▸ **Problem requirements**
Once you have read the data below, write it all out exactly.

▸ **Data under study**
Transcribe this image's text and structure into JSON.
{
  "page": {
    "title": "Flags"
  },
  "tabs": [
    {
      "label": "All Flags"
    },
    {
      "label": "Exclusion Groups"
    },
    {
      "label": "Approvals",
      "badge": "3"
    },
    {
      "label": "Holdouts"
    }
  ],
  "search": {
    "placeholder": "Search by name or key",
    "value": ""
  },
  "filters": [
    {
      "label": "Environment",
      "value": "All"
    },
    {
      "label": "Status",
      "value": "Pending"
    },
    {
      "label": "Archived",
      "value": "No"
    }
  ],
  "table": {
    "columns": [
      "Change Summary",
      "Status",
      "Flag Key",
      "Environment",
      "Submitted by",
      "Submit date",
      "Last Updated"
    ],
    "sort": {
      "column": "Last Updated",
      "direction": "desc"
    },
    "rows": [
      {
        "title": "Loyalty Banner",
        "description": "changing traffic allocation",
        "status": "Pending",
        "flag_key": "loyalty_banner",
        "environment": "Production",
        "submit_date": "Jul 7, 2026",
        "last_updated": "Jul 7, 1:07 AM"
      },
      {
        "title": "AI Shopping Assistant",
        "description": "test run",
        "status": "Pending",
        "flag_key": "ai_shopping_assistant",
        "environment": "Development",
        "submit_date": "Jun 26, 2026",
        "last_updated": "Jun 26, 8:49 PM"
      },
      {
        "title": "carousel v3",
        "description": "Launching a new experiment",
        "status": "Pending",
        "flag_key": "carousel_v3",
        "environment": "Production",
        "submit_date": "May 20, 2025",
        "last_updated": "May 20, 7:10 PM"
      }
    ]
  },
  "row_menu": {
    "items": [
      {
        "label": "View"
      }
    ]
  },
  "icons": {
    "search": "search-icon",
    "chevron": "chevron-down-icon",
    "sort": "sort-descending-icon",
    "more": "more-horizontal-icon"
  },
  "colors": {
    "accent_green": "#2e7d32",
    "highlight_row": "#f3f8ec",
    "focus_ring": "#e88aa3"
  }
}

▸ **Answer to this exercise**
Transcribe this image's text and structure into JSON.
{
  "page": {
    "title": "Flags"
  },
  "tabs": [
    {
      "label": "All Flags"
    },
    {
      "label": "Exclusion Groups"
    },
    {
      "label": "Approvals",
      "badge": "3"
    },
    {
      "label": "Holdouts"
    }
  ],
  "search": {
    "placeholder": "Search by name or key",
    "value": ""
  },
  "filters": [
    {
      "label": "Environment",
      "value": "All"
    },
    {
      "label": "Status",
      "value": "Pending"
    },
    {
      "label": "Archived",
      "value": "No"
    }
  ],
  "table": {
    "columns": [
      "Change Summary",
      "Status",
      "Flag Key",
      "Environment",
      "Submitted by",
      "Submit date",
      "Last Updated"
    ],
    "sort": {
      "column": "Last Updated",
      "direction": "desc"
    },
    "rows": [
      {
        "title": "Loyalty Banner",
        "description": "changing traffic allocation",
        "status": "Pending",
        "flag_key": "loyalty_banner",
        "environment": "Production",
        "submit_date": "Jul 7, 2026",
        "last_updated": "Jul 7, 1:07 AM"
      },
      {
        "title": "AI Shopping Assistant",
        "description": "test run",
        "status": "Pending",
        "flag_key": "ai_shopping_assistant",
        "environment": "Development",
        "submit_date": "Jun 26, 2026",
        "last_updated": "Jun 26, 8:49 PM"
      },
      {
        "title": "carousel v3",
        "description": "Launching a new experiment",
        "status": "Pending",
        "flag_key": "carousel_v3",
        "environment": "Production",
        "submit_date": "May 20, 2025",
        "last_updated": "May 20, 7:10 PM"
      }
    ]
  },
  "row_menu": {
    "items": [
      {
        "label": "View"
      }
    ]
  },
  "icons": {
    "search": "search-icon",
    "chevron": "chevron-down-icon",
    "sort": "sort-descending-icon",
    "more": "more-horizontal-icon"
  },
  "colors": {
    "accent_green": "#2e7d32",
    "highlight_row": "#f3f8ec",
    "focus_ring": "#e88aa3"
  }
}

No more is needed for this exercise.